However, since its inception, the Women's March has faced significant skepticism from women of color concerned that the march disproportionately represented the interests of white women. It also faced skepticism from transgender women who felt that the Women's March did not offer them a legitimate platform.
As a result, the women of color leading the national Women's March worked hard to address inclusion, as Newsweek reported last year, including using their intersectional platform to urge cisgender white women to confront their own biases and participate in other social movements. The Women's March platform is explicit in its demands for not only gender justice, but also racial justice, economic justice, reproductive freedom, LGBTQIA rights, and workers' rights.
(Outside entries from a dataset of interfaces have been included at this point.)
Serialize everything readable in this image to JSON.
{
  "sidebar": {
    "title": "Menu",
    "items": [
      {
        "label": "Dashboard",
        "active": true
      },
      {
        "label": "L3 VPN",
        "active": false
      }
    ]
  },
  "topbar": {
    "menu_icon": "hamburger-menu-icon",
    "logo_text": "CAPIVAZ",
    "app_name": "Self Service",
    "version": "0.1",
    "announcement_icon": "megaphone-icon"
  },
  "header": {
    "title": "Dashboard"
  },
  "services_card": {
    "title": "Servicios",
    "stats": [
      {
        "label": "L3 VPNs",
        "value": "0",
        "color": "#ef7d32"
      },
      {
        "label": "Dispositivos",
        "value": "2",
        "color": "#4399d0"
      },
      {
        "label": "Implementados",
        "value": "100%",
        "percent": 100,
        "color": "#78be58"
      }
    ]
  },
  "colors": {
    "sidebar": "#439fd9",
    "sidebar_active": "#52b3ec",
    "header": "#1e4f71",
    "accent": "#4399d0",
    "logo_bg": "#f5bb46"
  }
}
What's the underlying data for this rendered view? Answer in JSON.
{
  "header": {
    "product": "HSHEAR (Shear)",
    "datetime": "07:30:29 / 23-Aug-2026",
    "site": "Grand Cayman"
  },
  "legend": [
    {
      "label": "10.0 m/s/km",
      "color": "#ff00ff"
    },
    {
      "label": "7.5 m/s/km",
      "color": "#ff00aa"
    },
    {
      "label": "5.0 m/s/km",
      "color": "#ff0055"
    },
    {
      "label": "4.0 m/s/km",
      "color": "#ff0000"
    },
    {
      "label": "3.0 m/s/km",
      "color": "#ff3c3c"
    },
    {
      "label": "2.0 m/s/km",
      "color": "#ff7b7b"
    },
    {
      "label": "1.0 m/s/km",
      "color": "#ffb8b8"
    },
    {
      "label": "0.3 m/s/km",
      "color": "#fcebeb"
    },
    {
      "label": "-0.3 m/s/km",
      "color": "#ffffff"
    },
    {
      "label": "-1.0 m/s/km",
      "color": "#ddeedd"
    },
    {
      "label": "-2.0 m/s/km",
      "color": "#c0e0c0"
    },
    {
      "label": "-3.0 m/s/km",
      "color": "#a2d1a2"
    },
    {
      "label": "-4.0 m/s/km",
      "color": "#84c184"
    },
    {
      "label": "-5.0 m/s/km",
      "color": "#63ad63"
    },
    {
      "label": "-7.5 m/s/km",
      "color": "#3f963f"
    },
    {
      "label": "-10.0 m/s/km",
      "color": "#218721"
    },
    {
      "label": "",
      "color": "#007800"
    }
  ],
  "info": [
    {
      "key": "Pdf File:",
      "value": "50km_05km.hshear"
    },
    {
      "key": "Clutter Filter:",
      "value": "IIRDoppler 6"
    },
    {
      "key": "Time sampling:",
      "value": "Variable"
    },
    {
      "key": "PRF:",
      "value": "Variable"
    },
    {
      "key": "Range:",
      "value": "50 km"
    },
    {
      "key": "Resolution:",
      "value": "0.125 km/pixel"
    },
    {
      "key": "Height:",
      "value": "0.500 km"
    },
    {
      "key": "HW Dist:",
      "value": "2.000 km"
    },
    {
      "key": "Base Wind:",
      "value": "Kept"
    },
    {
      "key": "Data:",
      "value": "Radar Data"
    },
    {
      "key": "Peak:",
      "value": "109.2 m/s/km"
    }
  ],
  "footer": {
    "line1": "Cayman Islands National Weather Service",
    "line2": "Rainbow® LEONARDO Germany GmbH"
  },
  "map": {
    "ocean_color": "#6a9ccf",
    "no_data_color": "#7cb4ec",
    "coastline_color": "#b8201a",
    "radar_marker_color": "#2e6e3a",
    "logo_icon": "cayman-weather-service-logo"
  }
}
"It’s a very strong force, because they organized along these same principles of inclusion."
Criticism over participation in the protest being too white wasn’t the only issue the Women’s March had to confront. Co-chairs Tamika Mallory, Linda Sarsour, and Carmen Perez also faced criticism over their reported connection to Nation of Islam leader Louis Farrakhan and allegations that anti-Semitic comments were made in a Women's March meeting.
Mallory, Perez, and Sarsour have denied the allegations of anti-Semitism. When reached for comment, a Women's March spokesperson directed Bustle to the public statements the organization has posted on their website, including one that read, "Women’s March is committed to fighting all forms of oppression as outlined in our Unity Principles. We will not tolerate anti-Semitism, racism, misogyny, homophobia, and transphobia and we condemn these expressions of hatred in all forms."
Haas points out that the Women's March also intersects with other critical movements, including Black Lives Matter and #MeToo, and argues that the Women's March is "almost the culmination of the best of the history" of women's protests and labor movements over the years.
"It’s a very strong force, because they organized along these same principles of inclusion, of young and old being present, of all women being included despite race, class, sexual differences," she says.
Despite tensions around this year's event, the Women's March is slated to take place on Saturday, and thousands of women are expected to attend, per ABC News. The Women's March organizers have committed to provide an open forum for dialogue and dissent, as The Cut pointed out, indicating that they have learned from the movements of the past.
"Building a movement is never easy," Nadasen tells Bustle. "It is a process that requires discussion, debate, and disagreement. The Women’s Marches are important because they have created an opening for us to have a deeper dialogue about the meaning of gender justice and feminist liberation — for all women and all people."